Methane emissions are the second largest driver of global warming. Sanitation systems contribute to anthropogenic methane emissions if the biological decomposition of human feces is facilitated by anaerobic technologies. Climate action to curb methane emissions can extend to the sanitation sector. This study, developed by USAID’s URBAN WASH activity, aimed to understand the current sources and drivers of methane emissions from sanitation systems in low- and middle-income country (LMIC) contexts. It found that the contribution of sanitation to methane emissions in LMIC contexts is significant and is likely to increase over time. Sanitation systems in urban sub-Saharan Africa contributed 3 to 5 percent to total anthropogenic methane emissions in 2020. This can grow to 8 percent in 2030, driven by the use of anaerobic containment and treatment technologies.

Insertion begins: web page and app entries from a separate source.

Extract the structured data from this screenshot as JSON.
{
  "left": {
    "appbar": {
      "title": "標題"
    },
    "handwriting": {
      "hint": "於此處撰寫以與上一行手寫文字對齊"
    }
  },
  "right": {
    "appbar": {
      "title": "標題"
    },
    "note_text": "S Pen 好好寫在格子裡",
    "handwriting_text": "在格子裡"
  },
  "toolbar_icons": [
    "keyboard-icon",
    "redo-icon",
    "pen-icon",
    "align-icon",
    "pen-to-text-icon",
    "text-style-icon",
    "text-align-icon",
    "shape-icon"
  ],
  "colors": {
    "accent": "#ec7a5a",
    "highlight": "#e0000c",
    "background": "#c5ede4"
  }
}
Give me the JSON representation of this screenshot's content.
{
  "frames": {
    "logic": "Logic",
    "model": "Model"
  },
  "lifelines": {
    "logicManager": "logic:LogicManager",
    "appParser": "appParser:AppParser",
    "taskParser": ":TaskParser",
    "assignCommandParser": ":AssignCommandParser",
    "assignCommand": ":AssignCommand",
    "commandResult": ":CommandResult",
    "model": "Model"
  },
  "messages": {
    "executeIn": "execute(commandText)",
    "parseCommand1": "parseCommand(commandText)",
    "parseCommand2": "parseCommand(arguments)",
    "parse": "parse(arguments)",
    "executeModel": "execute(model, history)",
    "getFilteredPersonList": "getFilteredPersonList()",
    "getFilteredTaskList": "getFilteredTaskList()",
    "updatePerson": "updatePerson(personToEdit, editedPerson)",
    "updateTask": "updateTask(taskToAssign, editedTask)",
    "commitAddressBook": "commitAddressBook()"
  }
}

Further, the study identified promising approaches and interventions for adoption in urban LMIC contexts and relevant evidence gaps, finding that abatement interventions (including technologies, service models, and behavior changes) already exist for specific contexts. However, some interventions need more experimentation to address evidence gaps. Innovation on technological gaps, guidelines, financing mechanisms, and measurement/monitoring tools can also support development of methane abating sanitation systems.